The starting point of KOKS style is Poul Andrias Ziska’s culinary creations. Head chef at KOKS, he has the ability to put Faroese landscape in a pot. Pioneer of the New Nordic Kitchen in the Faroe Islands, KOKS is characterized by its unique Faroese identity and by its commitment to sustainable and local products. Its cuisine style is earthy and refined, ancient and modern. Instead of the new, it emphasizes the old (drying, fermenting, pickling, curing and smoking) with a larger goal of returning balance to earth itself. At KOKS, the cuisine is about seasonality, seriously engaging with agriculture and history and of making age-old food delightful to modern palates.
In the true spirit of the New Nordic Cuisine, the KOKS head chef uses only regional produce. The famous “manifest”drawn up by René Redzepi, which not only revolutionised haute cuisine at the turn of the Millennium, butalso raised the bar in terms of awareness of local roots and sustainability, holds a special place within Ziska’sphilosophy. “I am convinced that this is the best way to discover and learn about ingredients. The biggest challengecomes when you don’t have access to everything that you need.”

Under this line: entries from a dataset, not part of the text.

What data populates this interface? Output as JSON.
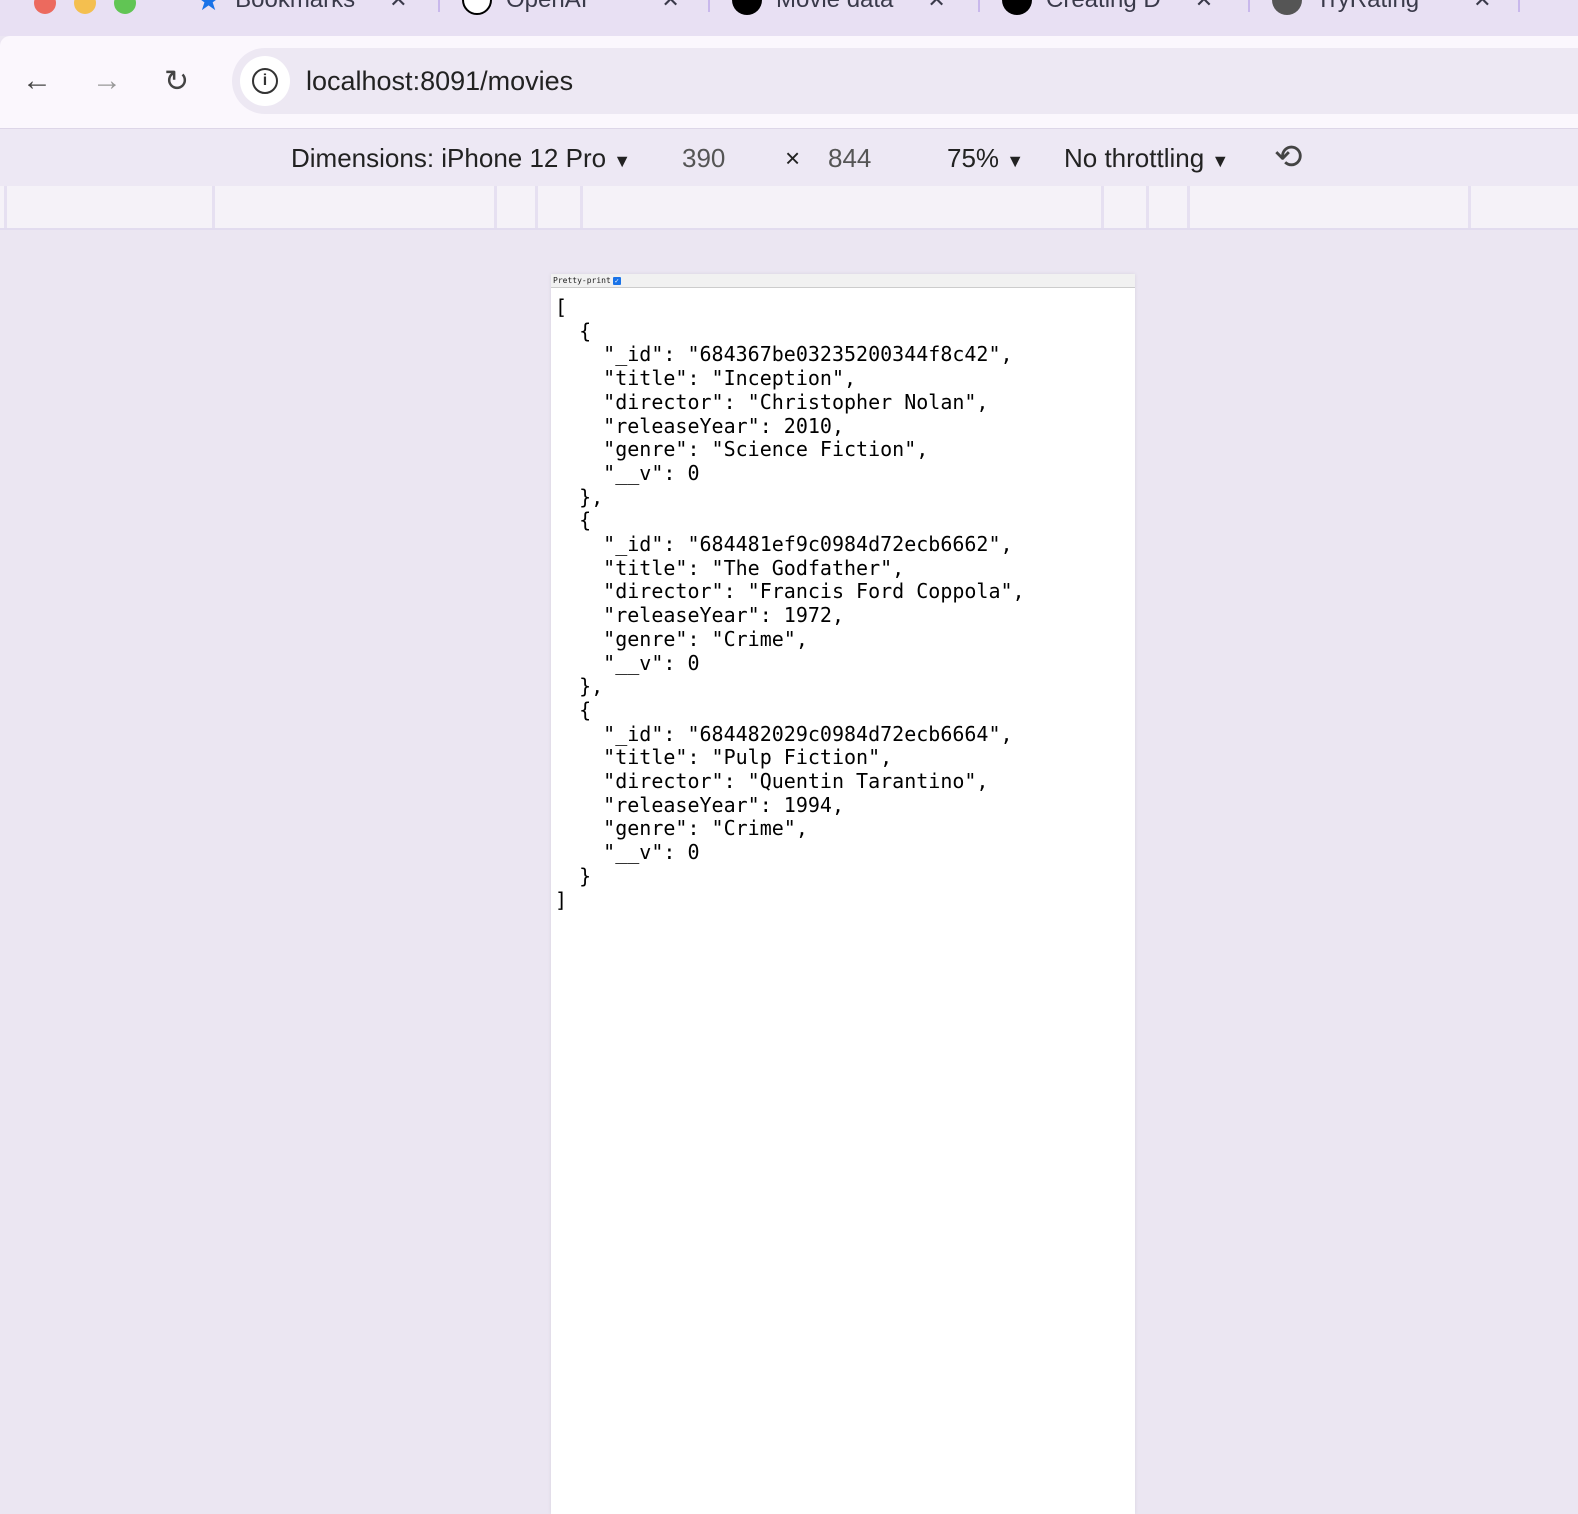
{
  "tabs": [
    {
      "label": "Bookmarks"
    },
    {
      "label": "OpenAI"
    },
    {
      "label": "Movie data"
    },
    {
      "label": "Creating D"
    },
    {
      "label": "TryRating"
    }
  ],
  "address": {
    "url": "localhost:8091/movies"
  },
  "device_toolbar": {
    "dimensions": "Dimensions: iPhone 12 Pro",
    "width": "390",
    "times": "×",
    "height": "844",
    "zoom": "75%",
    "throttling": "No throttling"
  },
  "viewer": {
    "pretty_print_label": "Pretty-print",
    "pretty_print_checked": true
  },
  "json_lines": [
    "[",
    "  {",
    "    \"_id\": \"684367be03235200344f8c42\",",
    "    \"title\": \"Inception\",",
    "    \"director\": \"Christopher Nolan\",",
    "    \"releaseYear\": 2010,",
    "    \"genre\": \"Science Fiction\",",
    "    \"__v\": 0",
    "  },",
    "  {",
    "    \"_id\": \"684481ef9c0984d72ecb6662\",",
    "    \"title\": \"The Godfather\",",
    "    \"director\": \"Francis Ford Coppola\",",
    "    \"releaseYear\": 1972,",
    "    \"genre\": \"Crime\",",
    "    \"__v\": 0",
    "  },",
    "  {",
    "    \"_id\": \"684482029c0984d72ecb6664\",",
    "    \"title\": \"Pulp Fiction\",",
    "    \"director\": \"Quentin Tarantino\",",
    "    \"releaseYear\": 1994,",
    "    \"genre\": \"Crime\",",
    "    \"__v\": 0",
    "  }",
    "]"
  ]
}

You may think that the selection of regional products available in a country as small as the Faroe Islands is asrestricted as its size suggests, but you couldn’t be more wrong. In fact, the 18 islands and the ever-present seaoffer a diverse range of exciting ingredients that simply has to be seen to be believed. A range of ingredients thatchefs on the Continent can only dream of having access to. That is why it is not unusual to find moss, seaweedand sandwort that have been harvested directly from the rugged coasts of the islands, in the culinary creationsserved up by Poul Andrias Ziska.
The starring role, however, belongs of course to two other ingredients. On the one hand there is the fish: thesheer variety that can be caught in the North Atlantic is simply breathtaking: the waters surrounding the FaroeIslands are home to more than 250 different species. On the other hand there are the sheep, which inhabit thegreen, hilly expanses found on the islands, and which lend their name to their home – “Føroyar” translates asnone other than “sheep islands”.
Lamb and fish are used, either fresh or preserved using the “raest” method, which is found only on the FaroeIslands and has been practised since primitive times as a means of fermenting and drying meat and fish. Unlikein many other places, this preservation method uses neither salt nor smoke. Instead, the job is done by nature,the wind and the weather. “This makes for a much more satisfying and intense flavour”, explains the chef.The ingredients are presented to his guests in dishes that are delightfully simple yet impressively elaborate. Menu highlights at Restaurant Ikarus will include; tartar of codfish with watercress and fresh cheese, mahogany mussel with spinach, salicorn and yoghurt, king crab with onions, langoustine from the Faeroe Islands,Fulmar with beetroot and rosehip, saddle of lamb with gratinated Jerusalem artichoke and herbs, sorrel ice cream with pickled strawberries, rhubarb with milk and angelica, plus many more special treats.
Ziska is well aware that there is a certain amount of disaccord between the elaborate presentation of his dishesand the simplicity of Faroese cuisine: “When I’m at home, I don’t try and cook in the most original way possible.It’s all very down-to-earth. In my opinion, that is not how haute cuisine restaurants should be. However, as aguest, you really want to experience something.”The new generation of the New Nordic Cuisine is looking very impressive – and word that it tastes as good asit looks has in the meantime spread far beyond the confines of the Faroese borders. That is what led to Ziska’sKOKS being named the “best restaurant in the Nordic countries” by Nordic Prize in 2015. It’s not unusual forguests to make an extra detour via the tiny airport in Tórshavn just to visit KOKS.
Photography byHelge Kirchberger Photography / Red BullHangar-7